A business will not be sustainable if it exclusively relies on new customers. A more foolproof approach is taking care of existing ones enough for them to be considered loyal patrons who will go out of their way to ensure repeat transactions and, more importantly, vouch for your business.
This is where blockchain technology comes in. It can synergize customer retention efforts via a centralized interface offering immediate rewards. The system also becomes simple for all stakeholders, including your business and customers.
- Portfolio diversification
Businesses typically get revenues from customer payments. Net profits account for the asset you have remaining sans operating costs. With the cost of doing business rising consistently, net profit is at risk of getting slimmer and slimmer.
But what if you can diversify revenue streams from a single business? You can get privy to that opportunity if you receive crypto payments and hold on to them as investments. Then, wait for their value to peak before trading and see your business profits double.
- Smart contracts
Smart contracts, compared to traditional contracts, are more business-friendly. For starters, these agreements can automatically greenlight the release of resources once a specific contract agreement is met.
Again, this is made possible by blockchain technology. Gone are the days when you have to pay in advance and in full for orders you have yet to receive. Nowadays, you have the option to enable a staggered mode of payment that responds to a contract milestone.
Tips for Businesses
Before jumping into the crypto and blockchain tech wagon, ensure you have covered all the bases. Here are a few tips.
- Know what you need
Partaking in a cryptocurrency transaction, whether as a sender or receiver, requires a cryptocurrency wallet. Think of it as a virtual piggybank, which, ideally, accommodates different types of cryptocurrencies.

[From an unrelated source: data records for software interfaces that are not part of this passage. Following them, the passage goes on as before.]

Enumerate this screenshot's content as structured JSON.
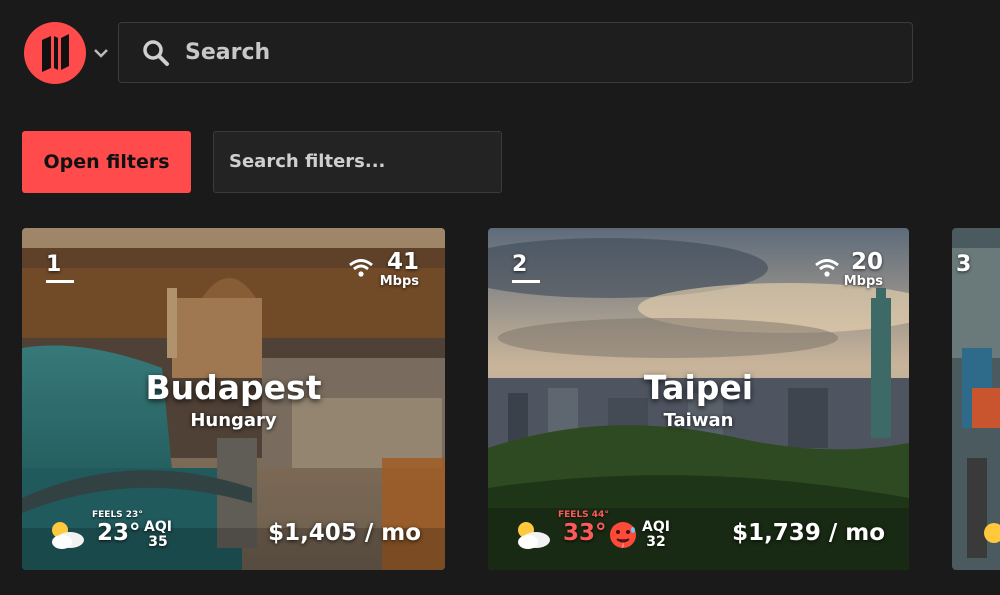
{
  "header": {
    "search_placeholder": "Search"
  },
  "filters": {
    "open_label": "Open filters",
    "search_placeholder": "Search filters..."
  },
  "colors": {
    "accent": "#ff4b4b",
    "background": "#1a1a1a",
    "hot": "#ff5a5a"
  },
  "cards": [
    {
      "rank": "1",
      "speed": "41",
      "speed_unit": "Mbps",
      "city": "Budapest",
      "country": "Hungary",
      "feels": "FEELS 23°",
      "temp": "23°",
      "aqi_label": "AQI",
      "aqi": "35",
      "price": "$1,405 / mo",
      "weather_icon": "partly-cloudy-icon"
    },
    {
      "rank": "2",
      "speed": "20",
      "speed_unit": "Mbps",
      "city": "Taipei",
      "country": "Taiwan",
      "feels": "FEELS 44°",
      "temp": "33°",
      "aqi_label": "AQI",
      "aqi": "32",
      "price": "$1,739 / mo",
      "weather_icon": "partly-cloudy-icon",
      "extra_icon": "hot-face-icon"
    },
    {
      "rank": "3"
    }
  ]
}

Alongside your wallet is a unique crypto address comprising numbers and letters. This address may be rendered into a QR code for easy sharing. Lastly, you need a private key stored in a safety device such as a USB to access your crypto wallet.
- Explore existing technologies
For those looking to accept crypto payments, consider point-of-sale (POS) systems that are already compatible with the technology, such as Stripe, Square, and PayPal. Alternatively, if you want to stick with a trusted POS system that does not support crypto, you can integrate a processor into your business, such as Coinbase, CoinGate, and BitPay.
- Mind the risks
Cryptocurrency is not a perfect financial system. Therefore, it pays to know the risks associated with the system, such as the lack of robust legal protections for transactions and the potential disclosure of confidential information due to blockchain technology’s public nature.
Also Read, Cryptocurrency Revolutionizing Business
Businesses have to continually level up their game if they are to compete adequately in their field. With the advent of e-commerce, for instance, the competition has become stiffer, regardless of the customer niche you’ve chosen.
With that in mind, it pays to always look for novel strategies that will elevate how you do business. Doing so will make your target market see that you’re willing to go out of your way to serve them better.
One such strategy is introducing cryptocurrency into your business model. You can do so purely as an internal customer-facing effort—think employees’ compensation—or an exclusively external customer-facing service inclusion like payment management. Or better yet, do both. After all, happy customers, both internal and external, make for a happy business.
Do not get limited by what’s readily available to you, either. Instead, learn to explore other ways to incorporate cryptocurrency into your business and become a blockchain technology trailblazer in your own right.